Friday, April 11, 2008

Flint by Louis L'Amour

Complete this SAT analogy. Hardy Boys Casefiles were to Carlton Farmer as Louis L'Amour books were to ____________. grandpa, stupid. Test-taking must not be your thing. Much like myself with Franklin W. Dixon's masterpieces (I realize that it is a nom de plume and that the man doesn't really exist) my Grandpa read pretty nearly every single Louis L'Amour book. I had not read one, so I decided that I should give them a try.

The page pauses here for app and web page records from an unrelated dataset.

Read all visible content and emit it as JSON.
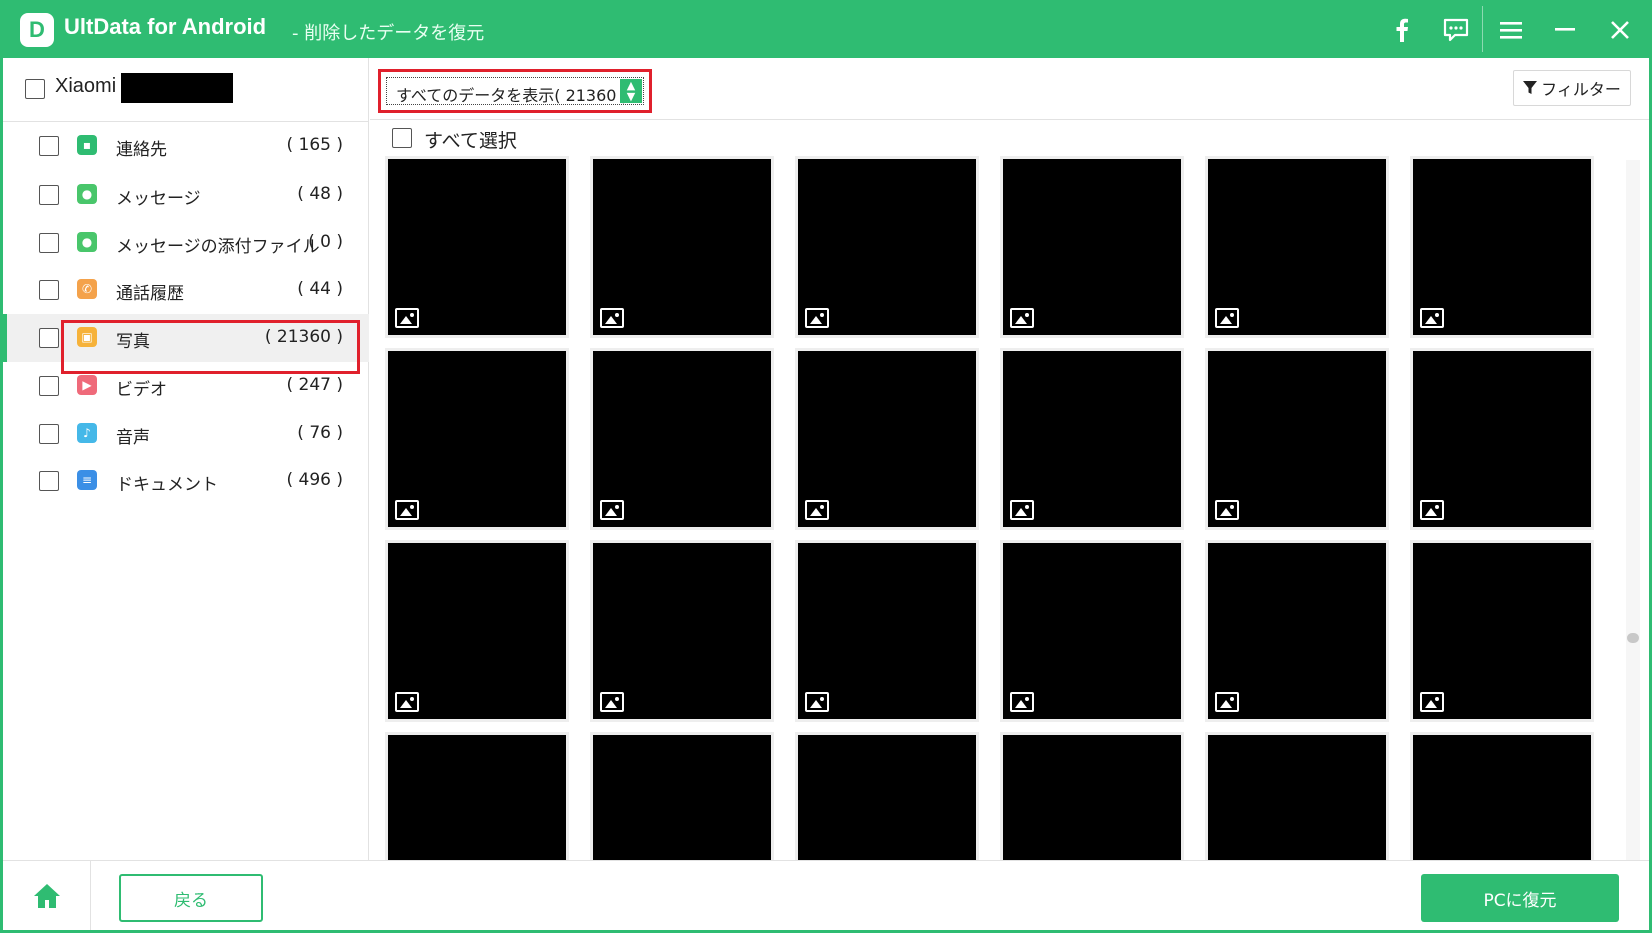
{
  "window": {
    "app_name": "UltData for Android",
    "subtitle": "- 削除したデータを復元",
    "logo_letter": "D",
    "accent_color": "#2fbc72",
    "highlight_color": "#e0202c"
  },
  "titlebar_icons": [
    "facebook-icon",
    "feedback-icon",
    "menu-icon",
    "minimize-icon",
    "close-icon"
  ],
  "device": {
    "name": "Xiaomi"
  },
  "categories": [
    {
      "label": "連絡先",
      "count": "( 165 )",
      "icon": "contacts-icon",
      "color": "#2fbc72"
    },
    {
      "label": "メッセージ",
      "count": "( 48 )",
      "icon": "message-icon",
      "color": "#49c66b"
    },
    {
      "label": "メッセージの添付ファイル",
      "count": "( 0 )",
      "icon": "attachment-icon",
      "color": "#49c66b"
    },
    {
      "label": "通話履歴",
      "count": "( 44 )",
      "icon": "call-log-icon",
      "color": "#f4a24b"
    },
    {
      "label": "写真",
      "count": "( 21360 )",
      "icon": "photo-icon",
      "color": "#f6b23a"
    },
    {
      "label": "ビデオ",
      "count": "( 247 )",
      "icon": "video-icon",
      "color": "#ef6a7a"
    },
    {
      "label": "音声",
      "count": "( 76 )",
      "icon": "audio-icon",
      "color": "#45b8e8"
    },
    {
      "label": "ドキュメント",
      "count": "( 496 )",
      "icon": "document-icon",
      "color": "#3b8fe6"
    }
  ],
  "active_category": "写真",
  "toolbar": {
    "view_select": "すべてのデータを表示( 21360 )",
    "filter_label": "フィルター"
  },
  "select_all_label": "すべて選択",
  "photos": {
    "visible_thumbnails": 24,
    "thumbnail_icon": "image-icon"
  },
  "footer": {
    "back_label": "戻る",
    "recover_label": "PCに復元"
  }
}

I have no clue where Flint fits within the body of L'Amour's work. I doubt it really matters. It is a somewhat typical Western. Most of the characters are archetypal. Jim Flint is the lone cowboy who decides to help out a women homesteader who is being vexed by big cattlemen (men who drive cattle, not half-human, half-bovine monstrosities). This sounds kind of simple and straightforward, but throughout the novel, L'Amour lets you in on some back story, which makes things much more interesting. Jim Flint is really James T. Kettleman, an extremely wealthy New York businessman. Before that he was a boxer. Before that he was an orphan, who was salvaged by a gunfighter named Flint, who was eventually shot down in a saloon, right in front of the boy.

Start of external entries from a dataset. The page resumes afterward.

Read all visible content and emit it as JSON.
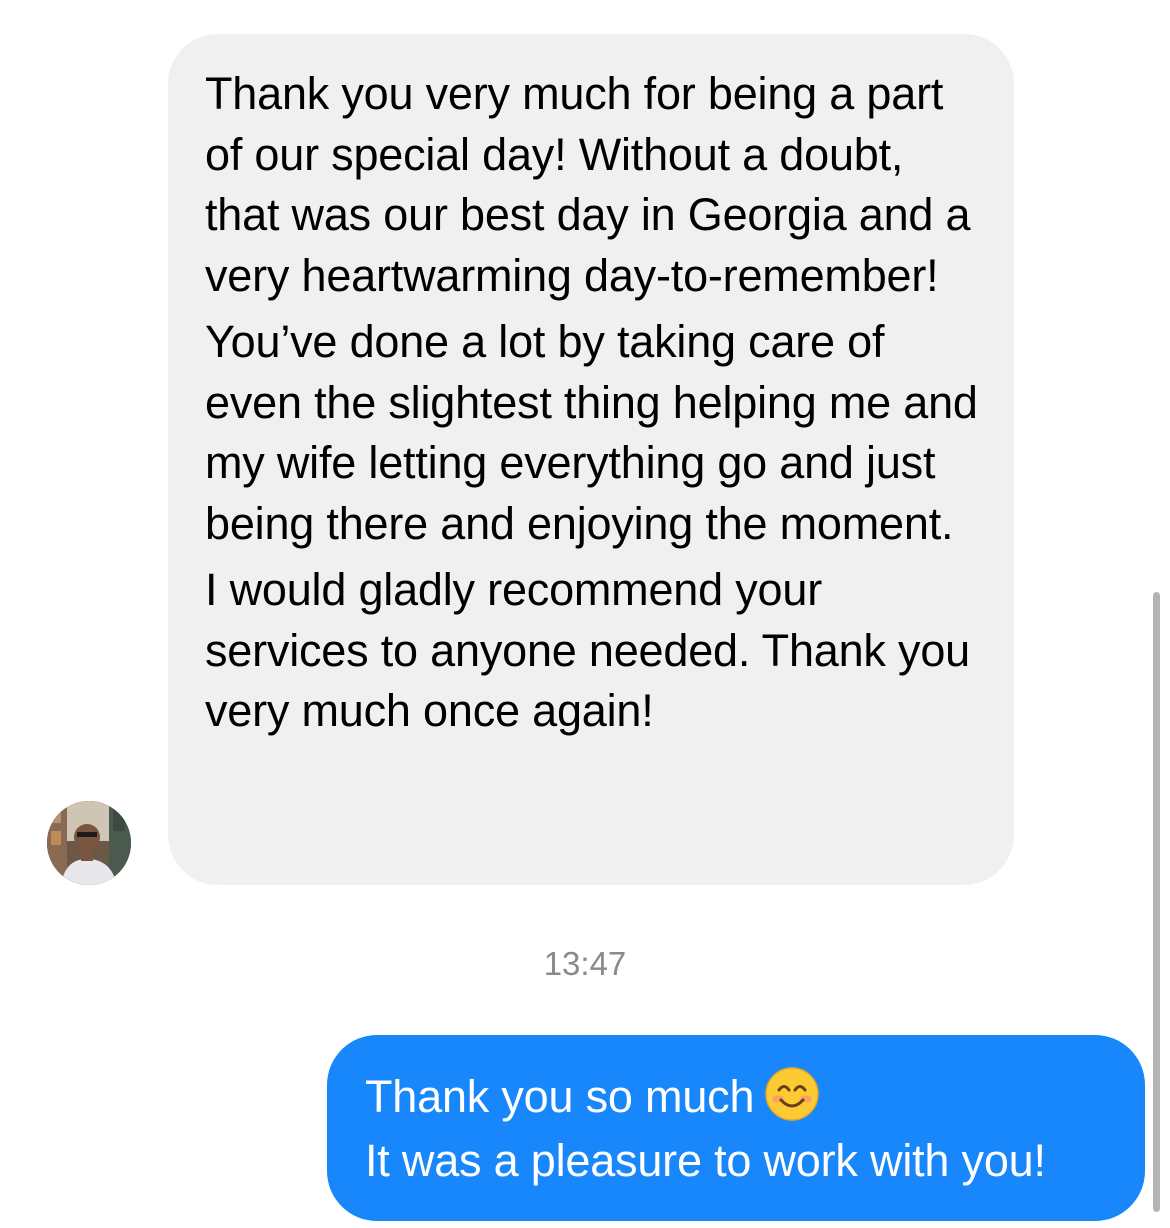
{
  "conversation": {
    "incoming": {
      "paragraphs": [
        "Thank you very much for being a part of our special day! Without a doubt, that was our best day in Georgia and a very heartwarming day-to-remember!",
        "You’ve done a lot by taking care of even the slightest thing helping me and my wife letting everything go and just being there and enjoying the moment.",
        "I would gladly recommend your services to anyone needed. Thank you very much once again!"
      ],
      "avatar_icon": "contact-avatar"
    },
    "timestamp": "13:47",
    "outgoing": {
      "line1": "Thank you so much",
      "line1_emoji": "smiling-face-icon",
      "line2": "It was a pleasure to work with you!"
    }
  },
  "colors": {
    "incoming_bubble": "#f0f0f0",
    "outgoing_bubble": "#1787fb",
    "timestamp_text": "#8a8a8e",
    "scrollbar": "#b4b4b8"
  }
}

So why did Kettleman the financier decide to come out west to New Mexico? He was told by a doctor in New York that he had cancer and was going to die soon. He new of a secret hideout that Flint the gunfighter used. He thought that it would make a good place to die. Those that he tangles with -- from the unscrupulous cattlemen to his murderous wife who comes from New York in search of him -- quickly find out that a man who has readied himself for death has nothing to lose.

Good book. And good call, Pa-paw.


Nihil Novum said...

Louis L'Amour gets a bad rap because he wrote so much, I think. Some of short novels are really fun, and his longer books are actually really good.

Carlton said...

Yeah, I liked this one a lot. I thought he created some pretty interesting characters, although some were a little stiff.

Nihil Novum said...

Yeah, I think the biggest problem most people have is that, except for some of his heroes--who tend to be realistically flawed characters, a lot of the side characters are sort of archtypical. That's probably why his longer works read better to me. They get a little more development.

Also, I guess he wrote a short story satirizing a lot of the conventions he used in his stories, and I'd like to track that down and read it.

Brooke said...

L'Amour is one of my grandfather's favorites, as well. He has a whole bookcase filled up with those westerns.

cj said...

Enjoyed reading this. Hope you don't mind, but I posted a link to your review on my blog, The Louis L'Amour project. You should check it out--I'd love some traffic!